• **Your task**
Which lines of the records below contain the word "detail"? Copy each of them out.

• **Entries provided**

= = =

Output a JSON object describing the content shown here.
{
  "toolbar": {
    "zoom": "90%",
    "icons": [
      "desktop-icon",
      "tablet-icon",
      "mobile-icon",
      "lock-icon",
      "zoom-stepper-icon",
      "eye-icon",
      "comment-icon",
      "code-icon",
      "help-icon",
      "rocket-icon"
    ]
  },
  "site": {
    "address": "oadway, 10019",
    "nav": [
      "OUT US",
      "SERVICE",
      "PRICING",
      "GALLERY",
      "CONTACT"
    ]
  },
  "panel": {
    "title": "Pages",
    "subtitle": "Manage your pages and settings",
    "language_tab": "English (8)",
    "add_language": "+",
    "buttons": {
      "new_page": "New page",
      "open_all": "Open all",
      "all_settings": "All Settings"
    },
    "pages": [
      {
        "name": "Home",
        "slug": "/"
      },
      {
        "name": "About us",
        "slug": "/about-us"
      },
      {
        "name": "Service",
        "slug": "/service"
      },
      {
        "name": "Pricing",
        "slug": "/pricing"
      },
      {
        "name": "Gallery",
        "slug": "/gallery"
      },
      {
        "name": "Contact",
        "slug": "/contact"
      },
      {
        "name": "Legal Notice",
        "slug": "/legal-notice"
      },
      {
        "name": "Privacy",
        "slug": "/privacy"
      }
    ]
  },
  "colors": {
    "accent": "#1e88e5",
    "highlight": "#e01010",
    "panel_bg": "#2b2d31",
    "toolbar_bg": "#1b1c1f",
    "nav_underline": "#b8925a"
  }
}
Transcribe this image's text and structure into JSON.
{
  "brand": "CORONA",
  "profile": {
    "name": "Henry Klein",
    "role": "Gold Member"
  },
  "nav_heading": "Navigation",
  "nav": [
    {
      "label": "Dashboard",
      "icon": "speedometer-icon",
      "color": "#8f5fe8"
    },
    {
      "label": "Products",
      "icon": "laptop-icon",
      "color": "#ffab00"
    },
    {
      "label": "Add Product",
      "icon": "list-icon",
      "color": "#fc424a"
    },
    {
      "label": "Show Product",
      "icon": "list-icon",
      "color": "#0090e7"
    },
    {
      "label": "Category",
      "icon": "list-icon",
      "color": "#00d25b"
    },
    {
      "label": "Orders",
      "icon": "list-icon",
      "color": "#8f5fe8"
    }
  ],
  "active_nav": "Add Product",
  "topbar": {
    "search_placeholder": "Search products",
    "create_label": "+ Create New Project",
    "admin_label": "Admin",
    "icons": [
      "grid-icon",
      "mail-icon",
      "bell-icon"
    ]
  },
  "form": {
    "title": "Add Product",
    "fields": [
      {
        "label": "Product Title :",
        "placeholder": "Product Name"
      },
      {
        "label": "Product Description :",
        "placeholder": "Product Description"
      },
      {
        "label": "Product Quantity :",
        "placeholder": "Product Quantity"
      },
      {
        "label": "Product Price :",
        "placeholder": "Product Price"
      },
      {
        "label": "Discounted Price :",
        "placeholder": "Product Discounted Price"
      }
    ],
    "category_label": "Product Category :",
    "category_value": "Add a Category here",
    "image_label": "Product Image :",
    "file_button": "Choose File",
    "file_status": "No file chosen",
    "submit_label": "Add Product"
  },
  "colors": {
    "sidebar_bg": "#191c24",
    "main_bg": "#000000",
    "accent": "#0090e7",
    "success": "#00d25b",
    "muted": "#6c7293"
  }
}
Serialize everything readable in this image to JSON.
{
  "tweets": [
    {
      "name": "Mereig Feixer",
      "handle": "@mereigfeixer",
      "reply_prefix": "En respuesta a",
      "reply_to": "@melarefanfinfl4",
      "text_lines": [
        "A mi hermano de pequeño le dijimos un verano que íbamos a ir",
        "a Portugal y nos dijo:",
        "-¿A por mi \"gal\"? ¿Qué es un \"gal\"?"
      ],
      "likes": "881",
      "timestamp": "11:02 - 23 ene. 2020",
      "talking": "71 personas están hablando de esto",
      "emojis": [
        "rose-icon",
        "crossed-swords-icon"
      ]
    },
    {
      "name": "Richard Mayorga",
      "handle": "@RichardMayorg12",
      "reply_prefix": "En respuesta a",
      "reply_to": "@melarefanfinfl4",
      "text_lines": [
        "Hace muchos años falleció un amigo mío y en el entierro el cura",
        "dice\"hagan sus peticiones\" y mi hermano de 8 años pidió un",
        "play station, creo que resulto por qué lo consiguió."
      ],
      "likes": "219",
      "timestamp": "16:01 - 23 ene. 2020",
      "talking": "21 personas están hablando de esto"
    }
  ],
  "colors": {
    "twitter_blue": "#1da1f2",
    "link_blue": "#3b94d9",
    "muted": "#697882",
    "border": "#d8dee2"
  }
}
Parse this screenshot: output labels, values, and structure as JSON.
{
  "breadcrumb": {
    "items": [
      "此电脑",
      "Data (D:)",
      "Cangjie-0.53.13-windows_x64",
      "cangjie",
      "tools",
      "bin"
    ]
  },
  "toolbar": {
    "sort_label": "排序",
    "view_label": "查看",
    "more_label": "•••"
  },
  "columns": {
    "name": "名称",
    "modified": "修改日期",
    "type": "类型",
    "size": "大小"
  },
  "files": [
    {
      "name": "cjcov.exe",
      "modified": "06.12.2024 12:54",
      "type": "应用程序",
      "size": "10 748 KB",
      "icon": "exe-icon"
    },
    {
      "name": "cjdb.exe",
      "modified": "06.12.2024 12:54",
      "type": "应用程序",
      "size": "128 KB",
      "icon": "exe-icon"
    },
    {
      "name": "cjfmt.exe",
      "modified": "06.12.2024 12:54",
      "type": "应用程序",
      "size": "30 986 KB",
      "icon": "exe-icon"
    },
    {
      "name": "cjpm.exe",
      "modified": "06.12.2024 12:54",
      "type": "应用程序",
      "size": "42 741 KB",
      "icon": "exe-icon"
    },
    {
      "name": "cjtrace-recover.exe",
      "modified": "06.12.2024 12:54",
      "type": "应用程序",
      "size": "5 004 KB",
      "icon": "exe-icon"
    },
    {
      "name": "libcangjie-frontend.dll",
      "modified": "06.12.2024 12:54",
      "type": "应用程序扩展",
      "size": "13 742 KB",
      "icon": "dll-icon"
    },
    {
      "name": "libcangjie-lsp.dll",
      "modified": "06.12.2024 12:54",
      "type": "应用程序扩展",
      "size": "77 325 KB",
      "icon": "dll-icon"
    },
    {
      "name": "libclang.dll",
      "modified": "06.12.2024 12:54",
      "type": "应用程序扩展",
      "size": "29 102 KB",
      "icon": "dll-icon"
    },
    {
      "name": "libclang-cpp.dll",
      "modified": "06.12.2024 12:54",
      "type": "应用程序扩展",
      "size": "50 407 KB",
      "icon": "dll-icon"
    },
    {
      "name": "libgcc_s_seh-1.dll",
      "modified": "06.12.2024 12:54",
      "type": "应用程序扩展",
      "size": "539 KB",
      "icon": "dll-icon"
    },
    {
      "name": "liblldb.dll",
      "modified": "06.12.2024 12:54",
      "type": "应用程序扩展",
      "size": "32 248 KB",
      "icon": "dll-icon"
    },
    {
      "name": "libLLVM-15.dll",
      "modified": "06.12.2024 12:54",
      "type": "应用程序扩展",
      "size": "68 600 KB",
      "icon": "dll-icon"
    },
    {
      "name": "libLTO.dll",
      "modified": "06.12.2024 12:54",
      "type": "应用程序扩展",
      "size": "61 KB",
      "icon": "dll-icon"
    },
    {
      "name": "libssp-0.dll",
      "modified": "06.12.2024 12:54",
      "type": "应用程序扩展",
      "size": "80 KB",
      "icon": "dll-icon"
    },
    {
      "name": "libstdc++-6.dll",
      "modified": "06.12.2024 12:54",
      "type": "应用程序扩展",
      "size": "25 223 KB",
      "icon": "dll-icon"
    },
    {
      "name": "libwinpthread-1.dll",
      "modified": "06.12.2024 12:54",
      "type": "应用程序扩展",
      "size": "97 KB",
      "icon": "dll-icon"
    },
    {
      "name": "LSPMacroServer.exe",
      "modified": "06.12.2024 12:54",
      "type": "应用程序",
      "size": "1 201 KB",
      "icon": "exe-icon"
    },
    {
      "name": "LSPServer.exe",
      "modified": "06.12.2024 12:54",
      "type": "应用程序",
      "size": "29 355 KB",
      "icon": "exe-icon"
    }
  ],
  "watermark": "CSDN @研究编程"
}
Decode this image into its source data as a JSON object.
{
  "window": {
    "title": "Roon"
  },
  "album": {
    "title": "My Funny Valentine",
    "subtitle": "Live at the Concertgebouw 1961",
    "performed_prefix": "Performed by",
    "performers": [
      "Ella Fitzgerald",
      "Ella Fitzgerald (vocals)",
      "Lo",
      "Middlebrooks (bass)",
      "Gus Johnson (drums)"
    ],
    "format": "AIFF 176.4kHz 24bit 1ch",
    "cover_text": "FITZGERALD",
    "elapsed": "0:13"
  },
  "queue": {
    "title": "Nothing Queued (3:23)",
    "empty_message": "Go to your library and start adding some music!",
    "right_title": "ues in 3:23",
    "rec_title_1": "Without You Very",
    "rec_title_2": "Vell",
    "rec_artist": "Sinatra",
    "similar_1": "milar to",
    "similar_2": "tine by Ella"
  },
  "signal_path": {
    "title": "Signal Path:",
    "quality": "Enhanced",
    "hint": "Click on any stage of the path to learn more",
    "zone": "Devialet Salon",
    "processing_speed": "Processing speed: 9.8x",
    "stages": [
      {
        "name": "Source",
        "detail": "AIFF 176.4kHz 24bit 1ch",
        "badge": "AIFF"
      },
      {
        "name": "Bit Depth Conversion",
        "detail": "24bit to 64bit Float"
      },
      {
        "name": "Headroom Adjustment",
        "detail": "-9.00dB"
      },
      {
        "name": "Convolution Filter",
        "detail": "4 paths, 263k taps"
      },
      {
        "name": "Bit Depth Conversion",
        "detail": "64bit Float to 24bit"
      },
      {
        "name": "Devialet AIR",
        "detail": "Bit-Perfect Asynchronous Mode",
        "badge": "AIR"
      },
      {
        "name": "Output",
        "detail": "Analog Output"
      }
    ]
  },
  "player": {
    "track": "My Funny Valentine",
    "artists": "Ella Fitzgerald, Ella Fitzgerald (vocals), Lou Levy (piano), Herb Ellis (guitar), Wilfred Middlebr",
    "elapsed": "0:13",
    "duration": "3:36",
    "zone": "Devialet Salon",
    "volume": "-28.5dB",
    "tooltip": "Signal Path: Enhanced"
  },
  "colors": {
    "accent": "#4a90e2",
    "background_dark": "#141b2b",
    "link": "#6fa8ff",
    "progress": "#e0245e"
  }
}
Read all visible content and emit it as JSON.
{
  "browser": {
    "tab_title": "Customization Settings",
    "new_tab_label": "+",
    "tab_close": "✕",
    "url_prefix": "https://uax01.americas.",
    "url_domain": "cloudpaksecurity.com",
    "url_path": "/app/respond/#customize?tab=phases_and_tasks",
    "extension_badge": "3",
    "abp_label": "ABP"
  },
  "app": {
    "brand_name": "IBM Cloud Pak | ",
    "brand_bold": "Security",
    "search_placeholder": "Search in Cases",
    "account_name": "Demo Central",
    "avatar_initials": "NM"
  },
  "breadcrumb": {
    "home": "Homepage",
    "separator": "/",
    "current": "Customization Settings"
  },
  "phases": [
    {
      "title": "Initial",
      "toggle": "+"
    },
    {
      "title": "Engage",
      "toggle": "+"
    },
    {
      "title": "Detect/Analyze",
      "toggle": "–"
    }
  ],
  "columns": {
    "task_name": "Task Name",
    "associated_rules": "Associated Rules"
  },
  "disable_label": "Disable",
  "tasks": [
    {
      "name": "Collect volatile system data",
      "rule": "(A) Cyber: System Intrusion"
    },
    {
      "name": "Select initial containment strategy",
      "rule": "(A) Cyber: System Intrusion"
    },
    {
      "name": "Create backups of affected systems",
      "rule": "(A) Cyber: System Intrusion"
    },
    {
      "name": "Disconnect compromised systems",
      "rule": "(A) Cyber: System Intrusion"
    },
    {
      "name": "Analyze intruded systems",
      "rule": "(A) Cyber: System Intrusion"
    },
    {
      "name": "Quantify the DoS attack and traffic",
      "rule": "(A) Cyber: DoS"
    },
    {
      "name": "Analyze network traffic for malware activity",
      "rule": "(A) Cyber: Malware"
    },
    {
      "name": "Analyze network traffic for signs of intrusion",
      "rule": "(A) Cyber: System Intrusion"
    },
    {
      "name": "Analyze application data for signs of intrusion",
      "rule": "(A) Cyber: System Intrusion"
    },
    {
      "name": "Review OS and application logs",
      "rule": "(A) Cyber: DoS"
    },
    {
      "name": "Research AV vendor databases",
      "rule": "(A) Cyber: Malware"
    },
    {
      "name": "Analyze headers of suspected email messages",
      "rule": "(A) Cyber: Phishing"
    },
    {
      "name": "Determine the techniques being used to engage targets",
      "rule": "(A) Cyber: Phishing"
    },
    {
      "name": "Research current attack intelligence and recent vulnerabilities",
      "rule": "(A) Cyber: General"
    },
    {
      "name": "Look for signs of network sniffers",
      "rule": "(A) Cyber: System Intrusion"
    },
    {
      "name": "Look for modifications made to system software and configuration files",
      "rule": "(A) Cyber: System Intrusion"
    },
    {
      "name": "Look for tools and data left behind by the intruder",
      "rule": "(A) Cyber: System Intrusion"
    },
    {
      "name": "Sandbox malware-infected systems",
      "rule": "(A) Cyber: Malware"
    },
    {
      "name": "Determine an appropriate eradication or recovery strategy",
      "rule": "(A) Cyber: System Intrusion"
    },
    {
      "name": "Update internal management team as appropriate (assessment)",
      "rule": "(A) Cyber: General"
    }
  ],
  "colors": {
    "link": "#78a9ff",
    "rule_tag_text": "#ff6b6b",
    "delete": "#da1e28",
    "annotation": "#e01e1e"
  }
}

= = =

• **Exercise output**
        "detail": "AIFF 176.4kHz 24bit 1ch",
        "detail": "24bit to 64bit Float"
        "detail": "-9.00dB"
        "detail": "4 paths, 263k taps"
        "detail": "64bit Float to 24bit"
        "detail": "Bit-Perfect Asynchronous Mode",
        "detail": "Analog Output"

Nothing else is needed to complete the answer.